Rough Rice appears every two to four weeks at Farm Gate Market in Hobart.
Farm Gate Market
Bathurst Street, between Elizabeth and Murray streets, Hobart
Every Sunday, 8.30am–1pm
Lacto-fermented blueberries, by Adam James
This is one of the easiest ferments out there, achieved with the help of lactobacillus bacteria – the same microbe that gives sourdough and yoghurt their appealing tang. The resulting berries are zingy, slightly salty and incredibly moreish. I snack on them like peanuts.
Other recipes ferment the blueberries in plain salt. I prefer a brine, which keeps the blueberries nice and juicy and retains their structure. The tarragon adds a subtle aniseed-y quality. When you’ve finished eating the berries, don’t pour away the brine. It can be mixed through yoghurt to create a lovely luminous pink dressing that’s good on potato salad.
100mL water, boiled
400mL water, cold
1 sprig tarragon
Mix the salt with the boiling water and stir until fully dissolved. Add the cold water and top up to a total of 500mL. Leave to cool to room temperature.
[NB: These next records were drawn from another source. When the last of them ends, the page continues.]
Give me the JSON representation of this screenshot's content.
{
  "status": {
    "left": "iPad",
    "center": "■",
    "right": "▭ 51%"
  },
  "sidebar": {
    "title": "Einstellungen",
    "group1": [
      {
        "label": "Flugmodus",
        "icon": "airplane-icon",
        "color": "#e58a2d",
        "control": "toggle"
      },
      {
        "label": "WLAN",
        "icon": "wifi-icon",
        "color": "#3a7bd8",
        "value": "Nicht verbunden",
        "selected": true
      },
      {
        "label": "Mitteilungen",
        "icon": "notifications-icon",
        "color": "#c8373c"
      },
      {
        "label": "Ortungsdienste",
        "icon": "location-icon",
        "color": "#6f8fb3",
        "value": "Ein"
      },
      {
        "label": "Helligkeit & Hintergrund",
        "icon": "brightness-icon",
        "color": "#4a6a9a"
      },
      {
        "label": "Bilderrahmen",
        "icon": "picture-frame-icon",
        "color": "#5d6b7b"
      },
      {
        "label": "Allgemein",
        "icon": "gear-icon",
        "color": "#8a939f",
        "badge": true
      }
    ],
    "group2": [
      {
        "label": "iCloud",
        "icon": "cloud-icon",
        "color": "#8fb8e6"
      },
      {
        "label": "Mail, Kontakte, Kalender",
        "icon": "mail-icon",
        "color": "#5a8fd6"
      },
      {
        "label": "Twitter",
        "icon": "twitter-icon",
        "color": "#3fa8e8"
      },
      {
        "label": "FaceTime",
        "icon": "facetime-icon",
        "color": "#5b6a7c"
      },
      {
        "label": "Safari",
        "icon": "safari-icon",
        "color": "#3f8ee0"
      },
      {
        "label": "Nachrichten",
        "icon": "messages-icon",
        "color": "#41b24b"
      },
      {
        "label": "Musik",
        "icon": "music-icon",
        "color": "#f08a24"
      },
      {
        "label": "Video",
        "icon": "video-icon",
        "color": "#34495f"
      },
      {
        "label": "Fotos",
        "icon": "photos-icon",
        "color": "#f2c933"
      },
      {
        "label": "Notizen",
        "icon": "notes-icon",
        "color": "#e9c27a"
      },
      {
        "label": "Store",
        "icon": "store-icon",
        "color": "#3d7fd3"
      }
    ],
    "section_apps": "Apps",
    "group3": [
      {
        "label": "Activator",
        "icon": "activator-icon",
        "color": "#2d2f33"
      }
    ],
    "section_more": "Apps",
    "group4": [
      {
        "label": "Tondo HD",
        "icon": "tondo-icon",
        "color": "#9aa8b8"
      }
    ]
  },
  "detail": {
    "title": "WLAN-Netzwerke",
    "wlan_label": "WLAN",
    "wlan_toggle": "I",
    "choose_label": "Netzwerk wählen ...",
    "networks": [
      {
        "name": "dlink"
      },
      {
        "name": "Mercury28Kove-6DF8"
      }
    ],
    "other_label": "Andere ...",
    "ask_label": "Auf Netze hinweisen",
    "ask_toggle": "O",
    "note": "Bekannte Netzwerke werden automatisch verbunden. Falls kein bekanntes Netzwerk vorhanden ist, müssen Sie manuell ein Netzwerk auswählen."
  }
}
Put the blueberries and tarragon into a glass jar or other fermentation vessel and pour the brine over, until the blueberries are completely submerged. Place a ramekin, mug or other weight on top to keep them below the surface of the water, without squashing the fruit. It’s important that they ferment anaerobically, without any exposure to oxygen.
Leave to ferment for five to seven days in a dark place, then transfer to the fridge for immediate use.